Chuckanut's Avatar
 
Join Date: Aug 2011
Location: West of the Mississippi
Posts: 6,318
Quote:
Originally Posted by Mulligan View Post
Buying service years with 401 or 403b money isn't necessarily a no brainer. I bought most of mine with after taxed money. Because of this a portion of my pension is considered tax free and I do not pay income tax on this portion of my pension.
How do you know how much is tax free? Do they send you that information at the end of the year?
__________________
The worst decisions are usually made in times of anger and impatience.
Chuckanut is offline   Reply With Quote
Old 08-24-2012, 08:09 PM   #19
Give me a museum and I'll fill it. (Picasso)
Give me a forum ...
Mulligan's Avatar
 
Join Date: May 2009
Posts: 7,369
Quote:
Originally Posted by Chuckanut

How do you know how much is tax free? Do they send you that information at the end of the year?
Chuck, my retirement system sent me a package that showed how much was taxable and how much wasn't right when I retired. The yearly W-2 statement broke it down in different boxes, so I knew which box to report on my tax forms. What they do is basically spread the contributed tax portion you give them and amortize over your life expectancy. Most of my years were bought with 403b money, but I ran short of time and 403 b space, so I cut a check for the difference with cash. Somewhere between $1500-2000 a year of my pension is considered tax free because of the post tax money contribution.
__________________
Mulligan is offline   Reply With Quote
Old 08-24-2012, 08:22 PM   #20
Give me a museum and I'll fill it. (Picasso)
Give me a forum ...
Mulligan's Avatar
 
Join Date: May 2009
Posts: 7,369
Quote:
Originally Posted by Chuckanut
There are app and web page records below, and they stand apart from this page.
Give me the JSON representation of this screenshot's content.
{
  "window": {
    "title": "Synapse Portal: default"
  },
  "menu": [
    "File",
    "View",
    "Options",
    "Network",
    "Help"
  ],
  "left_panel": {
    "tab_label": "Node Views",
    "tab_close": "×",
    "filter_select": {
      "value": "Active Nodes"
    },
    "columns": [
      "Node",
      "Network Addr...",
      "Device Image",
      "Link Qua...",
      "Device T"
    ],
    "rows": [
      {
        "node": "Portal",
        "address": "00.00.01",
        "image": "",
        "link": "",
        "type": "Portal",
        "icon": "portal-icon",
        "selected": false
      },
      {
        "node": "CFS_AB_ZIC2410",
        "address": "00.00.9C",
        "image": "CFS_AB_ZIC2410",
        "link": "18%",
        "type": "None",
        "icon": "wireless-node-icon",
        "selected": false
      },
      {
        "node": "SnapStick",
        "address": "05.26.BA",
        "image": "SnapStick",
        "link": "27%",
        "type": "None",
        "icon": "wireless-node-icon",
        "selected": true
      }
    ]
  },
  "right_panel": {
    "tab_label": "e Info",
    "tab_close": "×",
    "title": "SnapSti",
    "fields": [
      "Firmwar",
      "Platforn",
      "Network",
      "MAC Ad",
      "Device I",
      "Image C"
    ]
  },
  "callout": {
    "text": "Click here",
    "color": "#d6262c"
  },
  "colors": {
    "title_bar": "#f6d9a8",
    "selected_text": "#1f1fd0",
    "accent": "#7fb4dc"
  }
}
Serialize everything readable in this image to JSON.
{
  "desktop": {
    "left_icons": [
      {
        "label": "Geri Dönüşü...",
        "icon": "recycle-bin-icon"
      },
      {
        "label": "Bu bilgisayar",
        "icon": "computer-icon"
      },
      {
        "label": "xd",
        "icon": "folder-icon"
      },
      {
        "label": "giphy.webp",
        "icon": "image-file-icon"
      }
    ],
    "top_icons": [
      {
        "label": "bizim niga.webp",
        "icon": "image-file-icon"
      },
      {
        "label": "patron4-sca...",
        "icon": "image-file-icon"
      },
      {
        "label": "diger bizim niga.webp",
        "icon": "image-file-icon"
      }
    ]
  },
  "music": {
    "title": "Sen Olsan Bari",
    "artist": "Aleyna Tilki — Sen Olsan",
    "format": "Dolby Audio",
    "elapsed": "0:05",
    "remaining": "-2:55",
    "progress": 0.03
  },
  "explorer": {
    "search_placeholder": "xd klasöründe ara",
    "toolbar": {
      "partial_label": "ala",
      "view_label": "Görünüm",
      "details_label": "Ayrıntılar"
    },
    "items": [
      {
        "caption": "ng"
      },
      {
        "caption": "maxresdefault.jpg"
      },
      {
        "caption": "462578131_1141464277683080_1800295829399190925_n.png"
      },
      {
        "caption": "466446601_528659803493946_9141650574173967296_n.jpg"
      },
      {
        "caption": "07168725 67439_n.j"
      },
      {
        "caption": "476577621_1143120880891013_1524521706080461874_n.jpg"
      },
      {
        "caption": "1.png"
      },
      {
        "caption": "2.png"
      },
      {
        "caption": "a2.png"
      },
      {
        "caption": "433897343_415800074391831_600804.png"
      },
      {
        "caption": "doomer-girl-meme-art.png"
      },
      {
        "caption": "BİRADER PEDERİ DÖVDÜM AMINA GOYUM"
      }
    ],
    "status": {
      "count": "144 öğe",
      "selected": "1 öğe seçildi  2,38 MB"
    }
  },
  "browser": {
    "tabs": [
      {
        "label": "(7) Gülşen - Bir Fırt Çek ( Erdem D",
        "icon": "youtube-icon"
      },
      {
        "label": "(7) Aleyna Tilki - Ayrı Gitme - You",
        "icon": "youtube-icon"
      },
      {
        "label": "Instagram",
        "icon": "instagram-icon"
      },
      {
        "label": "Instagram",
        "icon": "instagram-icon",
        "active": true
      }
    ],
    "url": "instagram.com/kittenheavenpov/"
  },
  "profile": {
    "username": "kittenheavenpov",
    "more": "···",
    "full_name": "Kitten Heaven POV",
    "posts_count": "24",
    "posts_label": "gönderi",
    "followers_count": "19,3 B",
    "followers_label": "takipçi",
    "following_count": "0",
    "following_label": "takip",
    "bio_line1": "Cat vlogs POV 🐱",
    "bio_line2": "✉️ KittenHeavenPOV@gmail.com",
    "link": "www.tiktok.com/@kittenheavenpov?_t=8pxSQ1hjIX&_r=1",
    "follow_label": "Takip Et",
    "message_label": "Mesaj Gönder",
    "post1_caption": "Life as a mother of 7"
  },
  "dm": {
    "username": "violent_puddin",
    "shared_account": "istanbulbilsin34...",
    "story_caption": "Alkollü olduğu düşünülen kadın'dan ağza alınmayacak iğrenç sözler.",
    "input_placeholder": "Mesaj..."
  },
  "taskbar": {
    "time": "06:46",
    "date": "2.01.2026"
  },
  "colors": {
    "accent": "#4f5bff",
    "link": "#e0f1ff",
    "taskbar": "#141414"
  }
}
How do you know how much is tax free? Do they send you that information at the end of the year?
I re-read my old post you replied to and forgot to correct it in my last one as I was dyslexic I guess at that time. I would say about 3/4 of my years I bought were PRE- tax and about a 1/4 th was after tax. In theory, at least in my pension system, if you worked 15 years and bought 15 years with after tax money, half of your pension would be tax free for life. If cola'd those increases would be taxable though, too.
__________________

__________________
Mulligan is offline   Reply With Quote
Reply


Currently Active Users Viewing This Thread: 1 (0 members and 1 guests)
 
Thread Tools Search this Thread
Search this Thread:

Advanced Search
Display Modes

Posting Rules
You may not post new threads
You may not post replies
You may not post attachments
You may not edit your posts

BB code is On
Smilies are On
[IMG] code is On
HTML code is Off
Trackbacks are Off
Pingbacks are Off
Refbacks are Off


Similar Threads
Thread Thread Starter Forum Replies Last Post
Liquidating a pension fund utrecht FIRE and Money 1 08-11-2011 10:18 AM
RE and forgoing pension income Grainiac FIRE and Money 7 08-08-2011 09:46 PM
Delay taking pension? ER Fireball FIRE and Money 23 07-12-2011 09:38 AM
CSCO, Anyone Buying James5v Stock Picking and Market Strategy 13 06-29-2011 08:35 PM

 

 
All times are GMT -6. The time now is 06:36 AM.
 
Powered by vBulletin® Version 3.8.8 Beta 1
Copyright ©2000 - 2017, vBulletin Solutions, Inc.